Working data START
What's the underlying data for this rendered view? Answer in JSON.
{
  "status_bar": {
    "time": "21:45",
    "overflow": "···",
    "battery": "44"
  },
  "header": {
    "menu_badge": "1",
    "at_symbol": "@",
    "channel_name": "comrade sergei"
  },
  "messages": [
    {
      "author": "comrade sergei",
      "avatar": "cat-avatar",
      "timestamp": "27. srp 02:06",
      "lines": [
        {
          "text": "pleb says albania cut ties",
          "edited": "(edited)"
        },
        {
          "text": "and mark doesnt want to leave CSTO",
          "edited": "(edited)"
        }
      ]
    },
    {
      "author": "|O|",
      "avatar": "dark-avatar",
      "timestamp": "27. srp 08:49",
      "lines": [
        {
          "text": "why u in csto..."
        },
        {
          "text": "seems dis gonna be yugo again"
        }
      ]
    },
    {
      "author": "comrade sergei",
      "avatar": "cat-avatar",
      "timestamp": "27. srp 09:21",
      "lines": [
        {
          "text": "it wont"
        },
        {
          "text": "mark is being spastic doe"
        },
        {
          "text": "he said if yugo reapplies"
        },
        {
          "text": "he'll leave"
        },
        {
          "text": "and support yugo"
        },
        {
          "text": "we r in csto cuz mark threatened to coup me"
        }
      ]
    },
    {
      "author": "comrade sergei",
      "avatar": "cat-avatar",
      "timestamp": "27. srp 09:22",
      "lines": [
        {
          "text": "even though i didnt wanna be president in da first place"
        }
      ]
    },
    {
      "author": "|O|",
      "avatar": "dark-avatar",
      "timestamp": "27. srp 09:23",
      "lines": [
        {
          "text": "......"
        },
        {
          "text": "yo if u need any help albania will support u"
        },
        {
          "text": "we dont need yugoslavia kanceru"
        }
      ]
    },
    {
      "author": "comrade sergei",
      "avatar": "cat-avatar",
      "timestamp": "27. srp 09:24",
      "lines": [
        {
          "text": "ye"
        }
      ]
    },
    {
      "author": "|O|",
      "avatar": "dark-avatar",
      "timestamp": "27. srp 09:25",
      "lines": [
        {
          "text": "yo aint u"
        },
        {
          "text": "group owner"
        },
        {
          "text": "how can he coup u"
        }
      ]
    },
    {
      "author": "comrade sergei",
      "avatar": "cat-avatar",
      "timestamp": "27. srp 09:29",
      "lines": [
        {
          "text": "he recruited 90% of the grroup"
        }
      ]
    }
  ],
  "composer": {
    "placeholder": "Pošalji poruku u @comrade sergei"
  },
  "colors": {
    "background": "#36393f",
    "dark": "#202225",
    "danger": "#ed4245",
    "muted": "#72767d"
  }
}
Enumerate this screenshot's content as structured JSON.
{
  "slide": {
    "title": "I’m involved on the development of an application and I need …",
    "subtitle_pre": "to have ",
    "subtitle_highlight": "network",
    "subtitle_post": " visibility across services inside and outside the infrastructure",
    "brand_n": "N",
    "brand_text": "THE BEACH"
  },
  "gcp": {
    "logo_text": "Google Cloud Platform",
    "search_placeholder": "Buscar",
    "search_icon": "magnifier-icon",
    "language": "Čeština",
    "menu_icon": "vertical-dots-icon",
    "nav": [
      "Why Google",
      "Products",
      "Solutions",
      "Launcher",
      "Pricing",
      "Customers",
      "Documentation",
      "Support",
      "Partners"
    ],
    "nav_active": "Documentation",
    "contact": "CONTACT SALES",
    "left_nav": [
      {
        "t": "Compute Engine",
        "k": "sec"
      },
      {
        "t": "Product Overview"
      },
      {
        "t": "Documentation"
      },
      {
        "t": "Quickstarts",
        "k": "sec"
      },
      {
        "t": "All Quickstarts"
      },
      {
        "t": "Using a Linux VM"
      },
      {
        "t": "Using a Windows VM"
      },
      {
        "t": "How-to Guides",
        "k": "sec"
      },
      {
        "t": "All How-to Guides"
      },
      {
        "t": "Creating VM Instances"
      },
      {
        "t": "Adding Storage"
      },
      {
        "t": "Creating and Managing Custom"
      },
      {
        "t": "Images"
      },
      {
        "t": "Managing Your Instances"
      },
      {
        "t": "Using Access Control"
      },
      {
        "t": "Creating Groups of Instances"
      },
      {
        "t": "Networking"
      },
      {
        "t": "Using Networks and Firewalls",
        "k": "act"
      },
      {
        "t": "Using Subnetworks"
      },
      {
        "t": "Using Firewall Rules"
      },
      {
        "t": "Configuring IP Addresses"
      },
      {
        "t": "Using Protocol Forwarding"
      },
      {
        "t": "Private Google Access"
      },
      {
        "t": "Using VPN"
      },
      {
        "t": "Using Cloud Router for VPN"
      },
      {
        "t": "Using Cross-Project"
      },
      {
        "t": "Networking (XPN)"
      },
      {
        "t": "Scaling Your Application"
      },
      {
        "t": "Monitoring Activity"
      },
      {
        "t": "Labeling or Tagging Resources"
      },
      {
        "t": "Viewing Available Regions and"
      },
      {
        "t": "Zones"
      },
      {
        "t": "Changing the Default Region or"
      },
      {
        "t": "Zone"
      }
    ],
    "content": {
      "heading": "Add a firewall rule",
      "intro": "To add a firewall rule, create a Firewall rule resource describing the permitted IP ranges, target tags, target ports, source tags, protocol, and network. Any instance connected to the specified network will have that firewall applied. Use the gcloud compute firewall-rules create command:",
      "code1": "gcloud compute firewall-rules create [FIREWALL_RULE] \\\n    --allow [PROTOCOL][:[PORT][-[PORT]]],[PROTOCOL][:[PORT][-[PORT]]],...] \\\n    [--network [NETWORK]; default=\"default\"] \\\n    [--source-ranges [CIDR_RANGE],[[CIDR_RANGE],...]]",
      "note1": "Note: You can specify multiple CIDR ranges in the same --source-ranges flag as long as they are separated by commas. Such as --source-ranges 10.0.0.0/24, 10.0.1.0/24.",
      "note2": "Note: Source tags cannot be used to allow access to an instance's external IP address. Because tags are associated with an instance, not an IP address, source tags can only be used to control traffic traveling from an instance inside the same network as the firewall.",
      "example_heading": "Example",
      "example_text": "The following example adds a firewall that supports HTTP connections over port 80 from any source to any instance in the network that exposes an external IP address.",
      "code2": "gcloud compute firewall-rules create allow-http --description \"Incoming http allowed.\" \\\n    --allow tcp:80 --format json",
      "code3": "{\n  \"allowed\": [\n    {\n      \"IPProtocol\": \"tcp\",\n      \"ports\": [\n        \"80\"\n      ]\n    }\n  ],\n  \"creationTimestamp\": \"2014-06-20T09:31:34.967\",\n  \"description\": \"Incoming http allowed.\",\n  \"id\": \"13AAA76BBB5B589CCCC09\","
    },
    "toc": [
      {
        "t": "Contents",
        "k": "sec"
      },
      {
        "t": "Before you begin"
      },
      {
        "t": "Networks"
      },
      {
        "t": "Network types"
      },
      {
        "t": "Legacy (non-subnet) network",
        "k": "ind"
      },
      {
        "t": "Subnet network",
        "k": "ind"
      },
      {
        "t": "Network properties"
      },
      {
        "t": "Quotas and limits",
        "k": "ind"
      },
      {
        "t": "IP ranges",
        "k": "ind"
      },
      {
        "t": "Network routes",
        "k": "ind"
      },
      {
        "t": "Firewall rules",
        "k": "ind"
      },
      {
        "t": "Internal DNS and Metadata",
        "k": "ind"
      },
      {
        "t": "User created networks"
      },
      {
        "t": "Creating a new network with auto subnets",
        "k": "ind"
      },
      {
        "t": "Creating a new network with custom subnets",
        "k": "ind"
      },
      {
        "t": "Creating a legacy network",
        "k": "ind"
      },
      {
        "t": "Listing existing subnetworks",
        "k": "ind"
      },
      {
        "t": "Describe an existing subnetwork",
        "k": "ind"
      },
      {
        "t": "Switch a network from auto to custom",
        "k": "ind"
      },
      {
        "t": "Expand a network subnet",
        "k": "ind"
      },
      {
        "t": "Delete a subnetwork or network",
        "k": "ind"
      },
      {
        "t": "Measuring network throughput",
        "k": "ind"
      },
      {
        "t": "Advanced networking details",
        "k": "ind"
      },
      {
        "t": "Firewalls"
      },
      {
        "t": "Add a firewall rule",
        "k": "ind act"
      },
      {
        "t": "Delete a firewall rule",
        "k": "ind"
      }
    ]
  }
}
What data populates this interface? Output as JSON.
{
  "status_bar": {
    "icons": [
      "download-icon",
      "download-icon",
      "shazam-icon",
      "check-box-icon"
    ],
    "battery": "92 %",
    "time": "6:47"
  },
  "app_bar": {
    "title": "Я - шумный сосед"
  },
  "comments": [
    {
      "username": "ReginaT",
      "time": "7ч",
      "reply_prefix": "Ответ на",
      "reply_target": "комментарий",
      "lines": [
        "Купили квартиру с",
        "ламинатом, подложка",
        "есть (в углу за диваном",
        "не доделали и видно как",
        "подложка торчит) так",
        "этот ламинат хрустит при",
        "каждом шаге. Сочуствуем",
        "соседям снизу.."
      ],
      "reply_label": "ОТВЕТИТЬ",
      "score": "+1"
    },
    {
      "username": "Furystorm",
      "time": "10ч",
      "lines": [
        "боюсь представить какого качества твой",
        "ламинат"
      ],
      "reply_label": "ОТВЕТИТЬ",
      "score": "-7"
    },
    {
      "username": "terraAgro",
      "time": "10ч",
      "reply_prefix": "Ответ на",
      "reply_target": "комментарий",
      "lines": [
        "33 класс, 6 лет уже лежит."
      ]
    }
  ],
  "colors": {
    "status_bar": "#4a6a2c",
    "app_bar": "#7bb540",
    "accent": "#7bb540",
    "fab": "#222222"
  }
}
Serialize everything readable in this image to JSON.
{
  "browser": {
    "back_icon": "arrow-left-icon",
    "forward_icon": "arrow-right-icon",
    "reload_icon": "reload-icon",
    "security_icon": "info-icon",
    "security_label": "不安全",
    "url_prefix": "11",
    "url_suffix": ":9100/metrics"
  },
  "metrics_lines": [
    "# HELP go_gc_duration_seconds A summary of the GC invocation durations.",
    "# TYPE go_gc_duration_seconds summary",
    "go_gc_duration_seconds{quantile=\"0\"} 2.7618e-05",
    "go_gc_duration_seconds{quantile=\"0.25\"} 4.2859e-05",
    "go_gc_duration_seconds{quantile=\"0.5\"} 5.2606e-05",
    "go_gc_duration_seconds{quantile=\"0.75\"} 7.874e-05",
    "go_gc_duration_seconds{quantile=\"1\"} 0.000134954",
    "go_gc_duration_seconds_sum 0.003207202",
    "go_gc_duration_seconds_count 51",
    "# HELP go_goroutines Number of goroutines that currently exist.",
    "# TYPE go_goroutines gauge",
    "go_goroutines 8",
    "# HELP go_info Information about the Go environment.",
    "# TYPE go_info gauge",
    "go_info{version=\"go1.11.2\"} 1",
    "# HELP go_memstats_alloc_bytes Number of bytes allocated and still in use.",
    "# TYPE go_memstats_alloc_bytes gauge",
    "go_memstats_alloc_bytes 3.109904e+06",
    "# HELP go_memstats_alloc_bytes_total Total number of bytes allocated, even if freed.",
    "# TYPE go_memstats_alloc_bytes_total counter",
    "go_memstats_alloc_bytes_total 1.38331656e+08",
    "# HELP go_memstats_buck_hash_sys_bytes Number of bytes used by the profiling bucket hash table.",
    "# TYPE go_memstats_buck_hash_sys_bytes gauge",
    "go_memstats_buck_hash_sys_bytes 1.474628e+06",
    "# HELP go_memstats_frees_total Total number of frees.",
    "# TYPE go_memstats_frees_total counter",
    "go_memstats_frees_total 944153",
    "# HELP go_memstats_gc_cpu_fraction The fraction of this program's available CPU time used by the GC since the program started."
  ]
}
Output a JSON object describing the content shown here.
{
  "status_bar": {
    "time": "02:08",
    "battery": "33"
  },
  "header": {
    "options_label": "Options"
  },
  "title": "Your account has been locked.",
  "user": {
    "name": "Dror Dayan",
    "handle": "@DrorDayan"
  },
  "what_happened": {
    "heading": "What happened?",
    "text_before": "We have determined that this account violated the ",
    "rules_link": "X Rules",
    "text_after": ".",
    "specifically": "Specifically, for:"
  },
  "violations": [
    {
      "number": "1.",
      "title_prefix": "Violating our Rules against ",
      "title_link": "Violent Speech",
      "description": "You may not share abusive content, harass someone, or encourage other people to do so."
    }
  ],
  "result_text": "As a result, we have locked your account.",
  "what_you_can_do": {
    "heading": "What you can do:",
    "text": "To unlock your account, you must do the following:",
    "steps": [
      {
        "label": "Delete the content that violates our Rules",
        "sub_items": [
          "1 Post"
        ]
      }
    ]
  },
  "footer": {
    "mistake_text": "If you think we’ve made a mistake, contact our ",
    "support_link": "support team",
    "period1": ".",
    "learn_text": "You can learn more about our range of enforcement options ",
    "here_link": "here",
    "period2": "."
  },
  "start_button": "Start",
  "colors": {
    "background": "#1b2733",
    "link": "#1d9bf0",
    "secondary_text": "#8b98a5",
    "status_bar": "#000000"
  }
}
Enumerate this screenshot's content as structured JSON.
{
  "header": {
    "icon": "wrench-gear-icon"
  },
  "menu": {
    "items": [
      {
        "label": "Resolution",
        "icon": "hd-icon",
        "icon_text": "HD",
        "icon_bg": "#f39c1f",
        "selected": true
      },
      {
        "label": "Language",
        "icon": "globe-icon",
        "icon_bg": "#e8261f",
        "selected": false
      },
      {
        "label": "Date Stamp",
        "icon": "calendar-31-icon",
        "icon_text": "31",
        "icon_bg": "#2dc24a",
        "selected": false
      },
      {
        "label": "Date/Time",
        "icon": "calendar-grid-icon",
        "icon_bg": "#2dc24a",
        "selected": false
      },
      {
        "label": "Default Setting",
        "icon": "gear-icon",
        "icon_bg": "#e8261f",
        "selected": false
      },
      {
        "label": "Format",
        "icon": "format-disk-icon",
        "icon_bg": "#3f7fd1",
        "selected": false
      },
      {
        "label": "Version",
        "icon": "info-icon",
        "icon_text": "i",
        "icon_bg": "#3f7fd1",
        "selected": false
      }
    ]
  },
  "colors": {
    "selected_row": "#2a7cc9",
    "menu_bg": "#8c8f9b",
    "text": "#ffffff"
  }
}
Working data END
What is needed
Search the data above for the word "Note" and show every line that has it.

Solution for this task
      "note1": "Note: You can specify multiple CIDR ranges in the same --source-ranges flag as long as they are separated by commas. Such as --source-ranges 10.0.0.0/24, 10.0.1.0/24.",
      "note2": "Note: Source tags cannot be used to allow access to an instance's external IP address. Because tags are associated with an instance, not an IP address, source tags can only be used to control traffic traveling from an instance inside the same network as the firewall.",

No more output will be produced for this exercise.